Indoor Soil Note: Amaryllis plants grown indoors should be planted in a high-quality potting soil mix that drains well to avoid bulb rot.



Amaryllis Water Requirements

Amaryllis has moderate water requirements and it doesn’t like growing in waterlogged soil. In most cases, Amaryllis should only be watered when the top 2-inches of soil in their container starts to dry out.

Amaryllis will also require a dry rest period after flowering in order for the bulb to go through a dormancy period before it will sprout again.



Amaryllis Temperature Requirements

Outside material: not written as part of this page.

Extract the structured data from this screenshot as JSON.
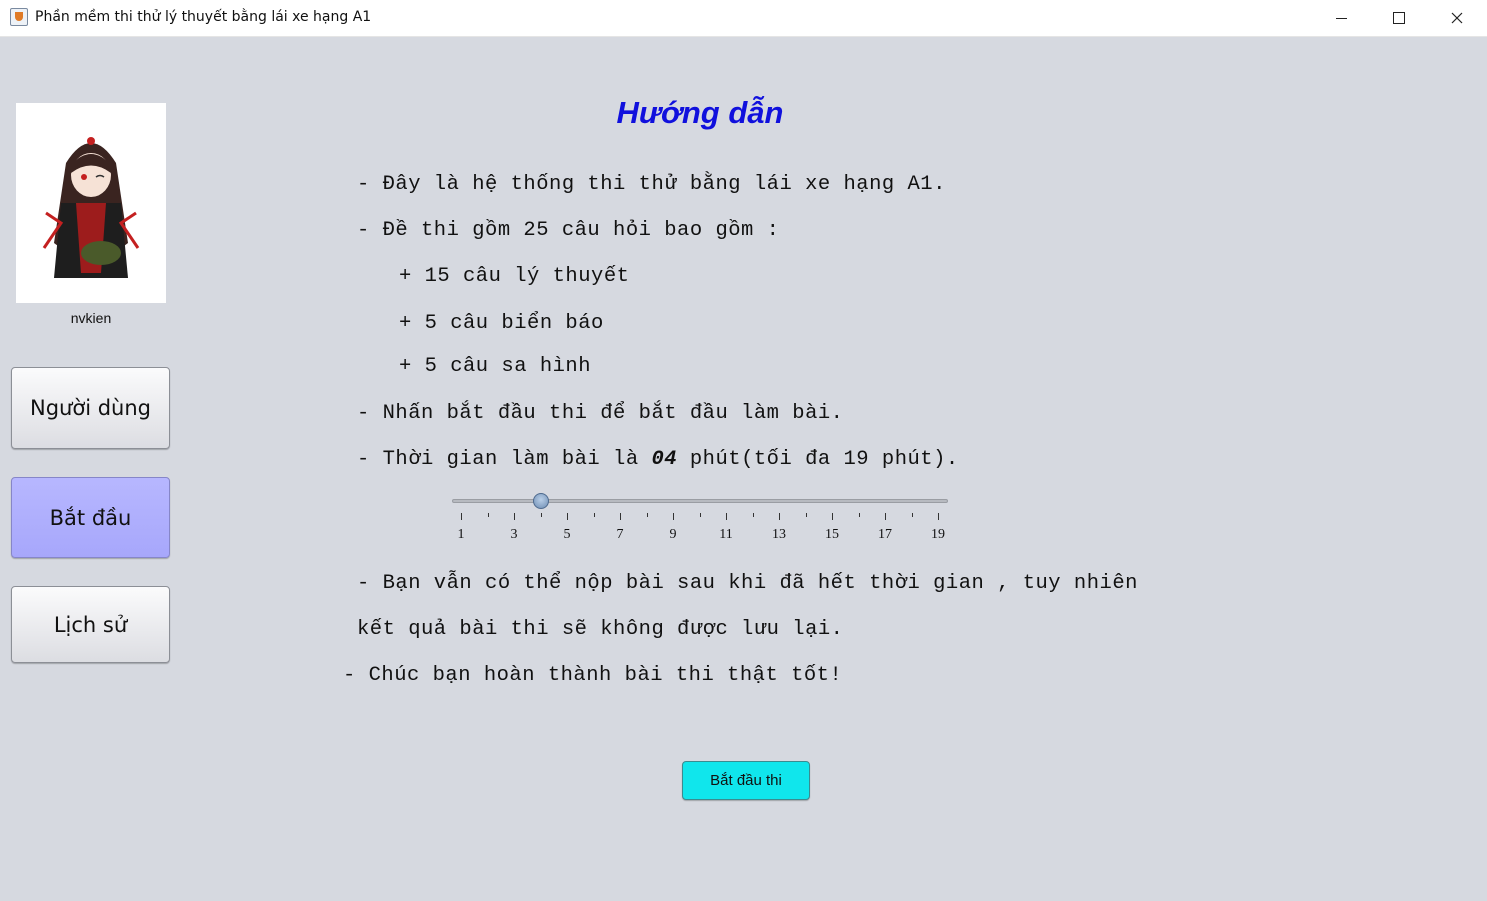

Amaryllis is a tropical plant that prefers to grow in a warm environment. However, Amaryllis bulbs will sprout in temperate climates once the soil temperature reaches 70°F (21° C).



Amaryllis Humidity Requirements

Amaryllis is native to Central and South America where it regularly experiences high humidity conditions. But it’s a very adaptable plant that can tolerate growing indoors in cold climates when the humidity starts to drop. However, it’s a good idea to keep an Amaryllis plant at 50% to 80% Relative Humidity.



Amaryllis Fertilizer Requirements

Amaryllis is a light feeder and it only needs to be fertilized with a half-strength general purpose fertilizer every two to three weeks once it starts to flower.

It’s also important to cease applying fertilizer once the Amaryllis bulb starts to die back so the bulb can enter dormancy.



Amaryllis Pests

Amaryllis is a hardy flower, but it can get infested with spider mites especially when it’s grown indoors.

You can use insecticides to control spider mites, or you can introduce spider mite predators if you prefer to use a more natural form of pest control.



Amaryllis Diseases

Amaryllis can be susceptible to a number of diseases including Red Blotch, Soft Bulb Rot, and Leaf Spot.

Red Blotch: Amaryllis leaves look scorched with moist sunken patches on the surface of the leaves. (Cause: Stagonospora curtisii)

Soft Bulb Rot: Amaryllis bulbs become soft and decay when the soil is too wet (Cause: Rhizopus stolonifer)

Leaf Spot: Amaryllis leaves start to form brown spots surrounded by dark brown or yellow rings (Cause: Cercospora amaryllidis )